  • 2Despite an increased interest in the prevalence, composition and adaptive benefits of maternal effects, little is still known of their impact on ecological and evolutionary processes in natural populations. We consider here the insights that a quantitative genetic framework provides into the pathways by which maternal effects can influence trait evolution in wild populations. Widespread evidence for a genetic basis of a range of maternal effects traits reinforces the notion that they cannot be treated as purely environmental sources of variation. We also provide an overview of the impact of environmental conditions on the expression and impact of maternal effects, and describe empirical evidence for their impact on evolution at ecological time-scales.

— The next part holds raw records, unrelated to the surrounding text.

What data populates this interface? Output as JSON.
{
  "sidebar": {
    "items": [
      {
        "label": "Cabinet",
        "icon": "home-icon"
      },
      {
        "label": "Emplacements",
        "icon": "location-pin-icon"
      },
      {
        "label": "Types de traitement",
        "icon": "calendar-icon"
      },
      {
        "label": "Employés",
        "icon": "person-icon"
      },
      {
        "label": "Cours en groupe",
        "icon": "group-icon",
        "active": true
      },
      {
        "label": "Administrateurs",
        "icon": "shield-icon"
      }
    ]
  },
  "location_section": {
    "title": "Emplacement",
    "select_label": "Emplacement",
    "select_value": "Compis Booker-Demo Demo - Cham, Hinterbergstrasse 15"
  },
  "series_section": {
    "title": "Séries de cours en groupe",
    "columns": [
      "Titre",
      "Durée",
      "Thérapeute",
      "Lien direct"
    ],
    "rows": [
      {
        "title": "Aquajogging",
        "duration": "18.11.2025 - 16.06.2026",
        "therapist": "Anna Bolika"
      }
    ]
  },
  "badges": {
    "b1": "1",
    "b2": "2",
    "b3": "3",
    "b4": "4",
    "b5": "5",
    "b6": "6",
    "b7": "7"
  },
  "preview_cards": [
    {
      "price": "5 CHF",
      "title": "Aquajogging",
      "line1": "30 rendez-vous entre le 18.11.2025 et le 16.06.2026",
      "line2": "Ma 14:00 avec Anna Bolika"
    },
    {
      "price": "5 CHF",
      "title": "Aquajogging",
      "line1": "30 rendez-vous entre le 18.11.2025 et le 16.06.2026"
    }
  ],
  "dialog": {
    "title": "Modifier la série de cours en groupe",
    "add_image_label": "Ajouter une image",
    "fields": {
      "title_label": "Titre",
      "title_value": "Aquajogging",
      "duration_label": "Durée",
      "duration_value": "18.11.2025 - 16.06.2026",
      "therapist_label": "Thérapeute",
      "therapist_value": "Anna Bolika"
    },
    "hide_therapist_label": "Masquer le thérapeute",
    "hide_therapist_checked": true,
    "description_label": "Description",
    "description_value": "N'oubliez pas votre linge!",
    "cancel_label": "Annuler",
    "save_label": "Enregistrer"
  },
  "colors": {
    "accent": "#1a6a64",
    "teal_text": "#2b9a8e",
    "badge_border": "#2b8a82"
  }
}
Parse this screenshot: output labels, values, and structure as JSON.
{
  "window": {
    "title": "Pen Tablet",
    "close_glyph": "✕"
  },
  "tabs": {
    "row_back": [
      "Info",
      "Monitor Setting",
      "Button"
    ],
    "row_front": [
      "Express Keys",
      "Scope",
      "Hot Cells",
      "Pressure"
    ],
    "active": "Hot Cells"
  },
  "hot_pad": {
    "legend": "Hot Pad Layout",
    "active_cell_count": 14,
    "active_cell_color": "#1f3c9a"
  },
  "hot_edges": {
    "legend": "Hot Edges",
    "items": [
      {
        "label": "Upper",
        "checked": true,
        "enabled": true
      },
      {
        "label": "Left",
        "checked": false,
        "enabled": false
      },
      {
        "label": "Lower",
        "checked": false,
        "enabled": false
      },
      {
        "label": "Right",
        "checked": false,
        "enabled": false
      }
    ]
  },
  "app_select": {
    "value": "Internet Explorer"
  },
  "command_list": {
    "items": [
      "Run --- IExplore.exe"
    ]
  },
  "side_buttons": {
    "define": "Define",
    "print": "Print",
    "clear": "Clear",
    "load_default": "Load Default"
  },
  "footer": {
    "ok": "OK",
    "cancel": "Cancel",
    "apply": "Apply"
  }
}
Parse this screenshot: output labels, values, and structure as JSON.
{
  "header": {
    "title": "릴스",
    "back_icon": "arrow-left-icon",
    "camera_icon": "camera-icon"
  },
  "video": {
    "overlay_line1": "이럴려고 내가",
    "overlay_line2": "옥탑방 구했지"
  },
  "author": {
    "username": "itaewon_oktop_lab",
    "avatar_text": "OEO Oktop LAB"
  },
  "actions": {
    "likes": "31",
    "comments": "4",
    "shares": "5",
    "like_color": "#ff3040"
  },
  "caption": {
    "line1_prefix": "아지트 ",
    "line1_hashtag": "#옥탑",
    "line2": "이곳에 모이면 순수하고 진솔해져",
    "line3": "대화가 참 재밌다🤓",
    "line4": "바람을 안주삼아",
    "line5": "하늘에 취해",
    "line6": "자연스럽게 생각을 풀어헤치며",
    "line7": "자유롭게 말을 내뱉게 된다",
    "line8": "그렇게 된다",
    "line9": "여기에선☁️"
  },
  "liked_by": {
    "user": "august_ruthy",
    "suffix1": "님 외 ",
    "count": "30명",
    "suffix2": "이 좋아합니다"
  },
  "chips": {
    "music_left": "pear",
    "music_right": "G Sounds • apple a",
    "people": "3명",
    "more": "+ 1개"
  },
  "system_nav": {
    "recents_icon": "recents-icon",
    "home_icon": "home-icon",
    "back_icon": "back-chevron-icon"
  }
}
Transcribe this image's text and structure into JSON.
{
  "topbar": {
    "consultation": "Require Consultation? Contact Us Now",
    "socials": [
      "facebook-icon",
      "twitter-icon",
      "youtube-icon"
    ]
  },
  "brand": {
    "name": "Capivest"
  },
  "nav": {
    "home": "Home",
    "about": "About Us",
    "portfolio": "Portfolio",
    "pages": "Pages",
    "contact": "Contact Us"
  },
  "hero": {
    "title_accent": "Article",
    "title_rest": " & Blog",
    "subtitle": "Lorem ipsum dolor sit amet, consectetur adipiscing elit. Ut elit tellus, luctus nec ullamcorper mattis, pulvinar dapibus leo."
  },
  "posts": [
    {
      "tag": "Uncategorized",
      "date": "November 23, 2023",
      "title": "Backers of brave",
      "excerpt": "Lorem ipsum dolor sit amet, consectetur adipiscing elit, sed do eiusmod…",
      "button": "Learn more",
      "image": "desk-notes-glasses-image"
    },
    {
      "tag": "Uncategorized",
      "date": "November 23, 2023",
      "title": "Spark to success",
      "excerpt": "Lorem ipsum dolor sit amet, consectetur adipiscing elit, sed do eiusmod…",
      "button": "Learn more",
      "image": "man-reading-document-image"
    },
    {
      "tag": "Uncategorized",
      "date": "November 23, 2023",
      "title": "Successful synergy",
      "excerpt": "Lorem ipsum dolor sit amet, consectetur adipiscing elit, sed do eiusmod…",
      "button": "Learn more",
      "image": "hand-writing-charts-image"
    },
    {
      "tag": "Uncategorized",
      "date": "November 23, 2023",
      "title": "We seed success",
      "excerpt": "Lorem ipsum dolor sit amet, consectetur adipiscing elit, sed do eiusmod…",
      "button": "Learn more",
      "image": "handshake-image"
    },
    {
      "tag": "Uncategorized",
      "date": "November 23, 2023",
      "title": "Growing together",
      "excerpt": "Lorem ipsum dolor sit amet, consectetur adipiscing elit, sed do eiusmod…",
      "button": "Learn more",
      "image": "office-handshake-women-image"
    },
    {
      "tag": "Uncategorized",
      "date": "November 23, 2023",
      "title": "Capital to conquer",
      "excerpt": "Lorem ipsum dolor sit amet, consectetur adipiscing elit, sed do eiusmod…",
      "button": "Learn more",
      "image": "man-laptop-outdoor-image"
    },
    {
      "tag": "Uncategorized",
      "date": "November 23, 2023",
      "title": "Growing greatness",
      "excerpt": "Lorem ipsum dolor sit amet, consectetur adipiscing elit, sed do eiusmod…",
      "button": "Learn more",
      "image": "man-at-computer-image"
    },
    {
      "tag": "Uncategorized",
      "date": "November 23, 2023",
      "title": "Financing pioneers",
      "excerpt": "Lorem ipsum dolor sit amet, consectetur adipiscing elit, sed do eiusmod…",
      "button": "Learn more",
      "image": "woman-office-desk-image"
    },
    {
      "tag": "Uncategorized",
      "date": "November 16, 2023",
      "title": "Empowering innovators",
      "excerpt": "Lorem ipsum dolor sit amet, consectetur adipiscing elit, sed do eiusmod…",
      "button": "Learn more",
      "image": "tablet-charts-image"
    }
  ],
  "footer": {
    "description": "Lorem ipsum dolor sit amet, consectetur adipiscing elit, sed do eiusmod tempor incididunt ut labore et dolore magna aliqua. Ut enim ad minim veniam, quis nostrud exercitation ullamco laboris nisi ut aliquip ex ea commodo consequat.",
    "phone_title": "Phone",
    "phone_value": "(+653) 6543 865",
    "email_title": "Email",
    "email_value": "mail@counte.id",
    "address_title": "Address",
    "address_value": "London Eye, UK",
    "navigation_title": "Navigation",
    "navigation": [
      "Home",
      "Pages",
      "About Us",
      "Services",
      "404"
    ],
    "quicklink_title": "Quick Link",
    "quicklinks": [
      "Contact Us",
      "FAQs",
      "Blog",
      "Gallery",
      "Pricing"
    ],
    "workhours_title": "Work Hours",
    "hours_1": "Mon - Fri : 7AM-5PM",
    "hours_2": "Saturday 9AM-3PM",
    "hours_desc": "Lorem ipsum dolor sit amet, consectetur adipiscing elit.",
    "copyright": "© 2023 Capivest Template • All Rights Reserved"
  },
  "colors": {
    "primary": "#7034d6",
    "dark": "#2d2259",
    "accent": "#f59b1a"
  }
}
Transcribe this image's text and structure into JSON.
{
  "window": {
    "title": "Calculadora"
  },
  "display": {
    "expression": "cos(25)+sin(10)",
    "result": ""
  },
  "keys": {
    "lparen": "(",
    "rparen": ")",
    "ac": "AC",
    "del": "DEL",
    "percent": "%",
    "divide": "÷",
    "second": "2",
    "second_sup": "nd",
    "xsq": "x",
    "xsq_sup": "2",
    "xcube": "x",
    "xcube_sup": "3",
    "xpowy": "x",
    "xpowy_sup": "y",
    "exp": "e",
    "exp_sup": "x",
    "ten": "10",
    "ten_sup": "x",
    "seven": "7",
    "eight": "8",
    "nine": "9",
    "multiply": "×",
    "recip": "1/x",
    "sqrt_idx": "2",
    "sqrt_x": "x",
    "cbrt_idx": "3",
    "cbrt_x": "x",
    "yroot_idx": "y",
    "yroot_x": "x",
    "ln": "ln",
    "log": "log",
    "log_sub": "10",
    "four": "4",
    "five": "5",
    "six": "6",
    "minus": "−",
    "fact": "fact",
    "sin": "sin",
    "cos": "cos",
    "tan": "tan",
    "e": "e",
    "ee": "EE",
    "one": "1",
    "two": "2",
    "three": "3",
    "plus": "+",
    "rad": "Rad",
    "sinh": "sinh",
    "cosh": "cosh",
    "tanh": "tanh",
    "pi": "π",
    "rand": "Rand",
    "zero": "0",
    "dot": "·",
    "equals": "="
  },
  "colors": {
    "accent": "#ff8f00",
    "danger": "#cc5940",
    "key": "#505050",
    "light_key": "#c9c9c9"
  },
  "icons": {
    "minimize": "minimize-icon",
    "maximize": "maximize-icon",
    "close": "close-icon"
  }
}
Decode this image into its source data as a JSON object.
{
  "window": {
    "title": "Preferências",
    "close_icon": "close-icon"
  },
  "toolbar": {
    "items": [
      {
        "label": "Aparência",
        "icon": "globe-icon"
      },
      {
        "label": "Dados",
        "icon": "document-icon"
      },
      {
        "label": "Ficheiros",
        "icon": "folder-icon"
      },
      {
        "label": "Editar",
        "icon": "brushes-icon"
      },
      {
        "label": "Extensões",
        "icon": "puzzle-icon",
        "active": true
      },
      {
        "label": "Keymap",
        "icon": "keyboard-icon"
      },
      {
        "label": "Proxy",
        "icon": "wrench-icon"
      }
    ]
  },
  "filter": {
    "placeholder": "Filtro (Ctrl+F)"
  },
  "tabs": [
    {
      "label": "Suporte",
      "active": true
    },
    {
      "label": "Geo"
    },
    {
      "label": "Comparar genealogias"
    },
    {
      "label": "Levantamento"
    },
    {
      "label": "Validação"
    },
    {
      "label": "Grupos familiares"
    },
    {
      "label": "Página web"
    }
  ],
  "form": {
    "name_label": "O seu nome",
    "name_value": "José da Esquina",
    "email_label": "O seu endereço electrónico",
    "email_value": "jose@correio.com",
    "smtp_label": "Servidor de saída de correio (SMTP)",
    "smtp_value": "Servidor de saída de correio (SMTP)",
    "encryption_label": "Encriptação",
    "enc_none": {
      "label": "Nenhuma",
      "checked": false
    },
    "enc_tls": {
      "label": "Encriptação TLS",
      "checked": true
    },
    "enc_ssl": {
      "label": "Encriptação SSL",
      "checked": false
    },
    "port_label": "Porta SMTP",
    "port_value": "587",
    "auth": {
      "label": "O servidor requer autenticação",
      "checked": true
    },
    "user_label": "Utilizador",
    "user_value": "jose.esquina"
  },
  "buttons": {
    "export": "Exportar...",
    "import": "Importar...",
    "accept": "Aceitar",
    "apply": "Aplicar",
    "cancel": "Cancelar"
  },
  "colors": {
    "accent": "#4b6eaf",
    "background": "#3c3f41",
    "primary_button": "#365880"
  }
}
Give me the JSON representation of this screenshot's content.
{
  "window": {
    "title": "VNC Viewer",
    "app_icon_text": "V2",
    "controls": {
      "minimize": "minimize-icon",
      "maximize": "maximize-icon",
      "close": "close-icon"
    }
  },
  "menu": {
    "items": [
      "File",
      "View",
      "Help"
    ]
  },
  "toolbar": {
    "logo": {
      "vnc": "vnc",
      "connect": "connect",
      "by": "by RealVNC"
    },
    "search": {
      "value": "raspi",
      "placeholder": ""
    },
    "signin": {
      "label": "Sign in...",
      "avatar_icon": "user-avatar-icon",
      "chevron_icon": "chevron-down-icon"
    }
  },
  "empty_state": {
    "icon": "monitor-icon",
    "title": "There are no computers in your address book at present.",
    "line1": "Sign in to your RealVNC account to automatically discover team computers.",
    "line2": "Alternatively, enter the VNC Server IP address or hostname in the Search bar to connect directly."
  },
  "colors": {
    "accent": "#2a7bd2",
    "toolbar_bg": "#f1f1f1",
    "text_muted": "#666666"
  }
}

  • 3We emphasize the need for empirical work to quantify the associations between maternal and offspring phenotype and genotype, and the suite of selection pressures generated by maternal effects, as well as the relationship between maternal effects and environmental variation. Future work should aim to identify the conditions under which maternal effects are likely to play a role in evolution, as well as explicitly test the contribution of maternal effects to evolutionary responses.